- [PROBLEM DESCRIPTION]: Filter out every line below that lacks "Контроль", and copy the rest.

#####

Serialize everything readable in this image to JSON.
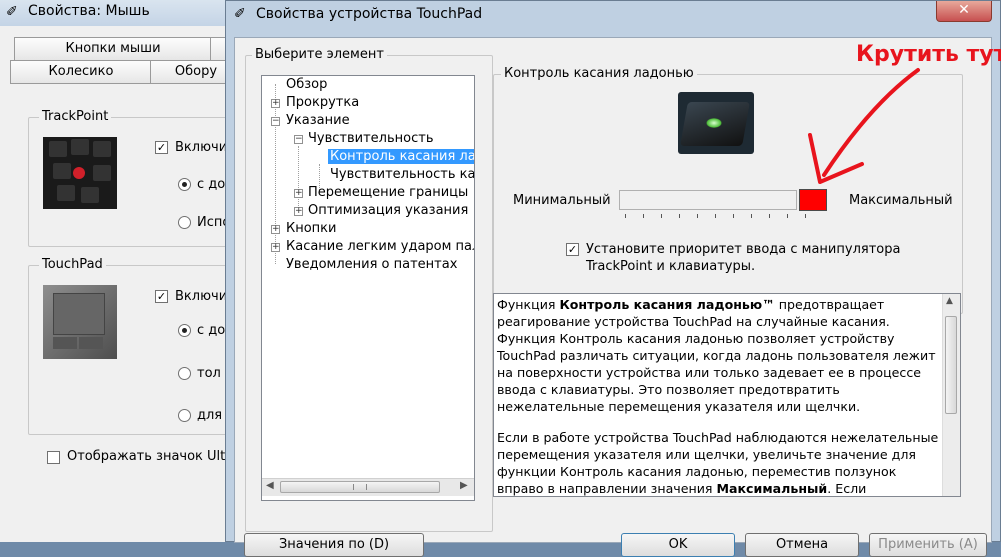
{
  "back_window": {
    "title": "Свойства: Мышь",
    "tabs": [
      "Кнопки мыши",
      "Колесико",
      "Обору"
    ],
    "trackpoint": {
      "group_label": "TrackPoint",
      "enable_label": "Включи",
      "radio1_label": "с до",
      "radio2_label": "Испо"
    },
    "touchpad": {
      "group_label": "TouchPad",
      "enable_label": "Включи",
      "radio1_label": "с до",
      "radio2_label": "тол",
      "radio3_label": "для"
    },
    "show_icon_label": "Отображать значок Ultra"
  },
  "dialog": {
    "title": "Свойства устройства TouchPad",
    "close_glyph": "✕",
    "select_label": "Выберите элемент",
    "tree": [
      {
        "label": "Обзор",
        "expander": ""
      },
      {
        "label": "Прокрутка",
        "expander": "+"
      },
      {
        "label": "Указание",
        "expander": "−"
      },
      {
        "label": "Чувствительность",
        "expander": "−"
      },
      {
        "label": "Контроль касания лад",
        "expander": ""
      },
      {
        "label": "Чувствительность кас",
        "expander": ""
      },
      {
        "label": "Перемещение границы",
        "expander": "+"
      },
      {
        "label": "Оптимизация указания",
        "expander": "+"
      },
      {
        "label": "Кнопки",
        "expander": "+"
      },
      {
        "label": "Касание легким ударом паль",
        "expander": "+"
      },
      {
        "label": "Уведомления о патентах",
        "expander": ""
      }
    ],
    "palm_group_label": "Контроль касания ладонью",
    "slider": {
      "min_label": "Минимальный",
      "max_label": "Максимальный",
      "value": 0.98,
      "thumb_color": "#ff0000"
    },
    "priority_checkbox": {
      "checked": true,
      "line1": "Установите приоритет ввода с манипулятора",
      "line2": "TrackPoint и клавиатуры."
    },
    "description": {
      "p1_pre": "Функция ",
      "p1_bold": "Контроль касания ладонью™",
      "p1_post": " предотвращает реагирование устройства TouchPad на случайные касания. Функция Контроль касания ладонью позволяет устройству TouchPad различать ситуации, когда ладонь пользователя лежит на поверхности устройства или только задевает ее в процессе ввода с клавиатуры. Это позволяет предотвратить нежелательные перемещения указателя или щелчки.",
      "p2_pre": "Если в работе устройства TouchPad наблюдаются нежелательные перемещения указателя или щелчки, увеличьте значение для функции Контроль касания ладонью, переместив ползунок вправо в направлении значения ",
      "p2_bold": "Максимальный",
      "p2_post": ". Если устройство TouchPad не реагирует на необходимые перемещения указателя"
    },
    "buttons": {
      "defaults": "Значения по (D)",
      "ok": "OK",
      "cancel": "Отмена",
      "apply": "Применить (A)"
    }
  },
  "annotation": {
    "text": "Крутить тут",
    "color": "#e8141d"
  }
}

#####

- [TASK RESULT]:
        "label": "Контроль касания лад",
    "palm_group_label": "Контроль касания ладонью",
      "p1_bold": "Контроль касания ладонью™",
      "p1_post": " предотвращает реагирование устройства TouchPad на случайные касания. Функция Контроль касания ладонью позволяет устройству TouchPad различать ситуации, когда ладонь пользователя лежит на поверхности устройства или только задевает ее в процессе ввода с клавиатуры. Это позволяет предотвратить нежелательные перемещения указателя или щелчки.",
      "p2_pre": "Если в работе устройства TouchPad наблюдаются нежелательные перемещения указателя или щелчки, увеличьте значение для функции Контроль касания ладонью, переместив ползунок вправо в направлении значения ",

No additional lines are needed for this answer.